said Tuesday that its sale of a pipeline and a refinery in the second quarter of 2007 helped boost its quarterly profits year over year.
The company earned $7.38 billion, or roughly 32 cents a share, compared with $4.66 billion, or 30 cents a share, during the same period a year earlier.
On an American depositary share basis, BP made $1.90 in the second quarter, 8 cents above last year and well ahead of the consensus of $1.62 that was forecast by Thomson Financial.
BP generated $71.9 billion in revenue last quarter, 17% higher than the first quarter but down fractionally from a year ago.
The company's exploration and production division earned $6.89 billion in the quarter, before interest and taxes, down from $7.83 billion in the 2006 period. In a press statement, the company blamed lower production volumes and higher costs for the year-on-year decline.
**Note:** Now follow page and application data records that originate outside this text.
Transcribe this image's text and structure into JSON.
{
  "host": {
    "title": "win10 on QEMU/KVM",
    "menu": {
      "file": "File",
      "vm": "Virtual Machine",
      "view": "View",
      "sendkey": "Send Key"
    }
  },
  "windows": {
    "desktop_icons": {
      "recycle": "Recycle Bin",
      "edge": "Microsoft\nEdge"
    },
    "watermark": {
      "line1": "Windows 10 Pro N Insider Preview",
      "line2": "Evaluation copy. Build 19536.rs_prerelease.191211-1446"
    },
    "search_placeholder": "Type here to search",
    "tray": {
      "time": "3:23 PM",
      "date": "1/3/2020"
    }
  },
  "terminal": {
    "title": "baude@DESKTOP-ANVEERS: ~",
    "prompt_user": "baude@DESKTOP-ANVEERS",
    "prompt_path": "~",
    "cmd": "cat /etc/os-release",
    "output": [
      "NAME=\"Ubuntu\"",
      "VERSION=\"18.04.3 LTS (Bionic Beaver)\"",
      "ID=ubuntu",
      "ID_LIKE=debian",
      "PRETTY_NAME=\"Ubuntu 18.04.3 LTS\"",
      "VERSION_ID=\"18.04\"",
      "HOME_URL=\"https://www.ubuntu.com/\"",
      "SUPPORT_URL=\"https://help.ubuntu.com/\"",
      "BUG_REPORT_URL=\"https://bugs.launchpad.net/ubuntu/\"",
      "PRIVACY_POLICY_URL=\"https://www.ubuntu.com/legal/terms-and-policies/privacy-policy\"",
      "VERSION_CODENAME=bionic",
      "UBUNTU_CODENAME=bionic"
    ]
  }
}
BP produced 3.8 billion barrels of oil equivalent during the quarter, which was 5% lower than its production during the second quarter of 2006.
Earnings from the company's refining and marketing segment, after adjusting for the sale of the Coryton refinery and the U.S. West Texas pipeline, were slightly lower than the $3 billion earned last year.
However, the second quarter's results were significantly stronger than the $1.1 billion recorded in the first quarter of this year, owing to improved refining margins.
"Frankly, our financial performance is not good enough," CEO Tony Hayward said in an investor conference call. He added that the best way of restoring BP's financial results was to improve its operational performance.
BP has been hit by refinery outages in the U.S. and delayed upstream projects around the globe, Hayward said.
Still, the company wasn't without its successes during the second quarter. A new drilling project in Oman could yield 30 trillion cubic feet of natural gas, and a new exploratory project in Libya will be the largest ever pursued by the company, according to Hayward.
Late in the trading session, shares of BP were 2.3% lower at $72.69.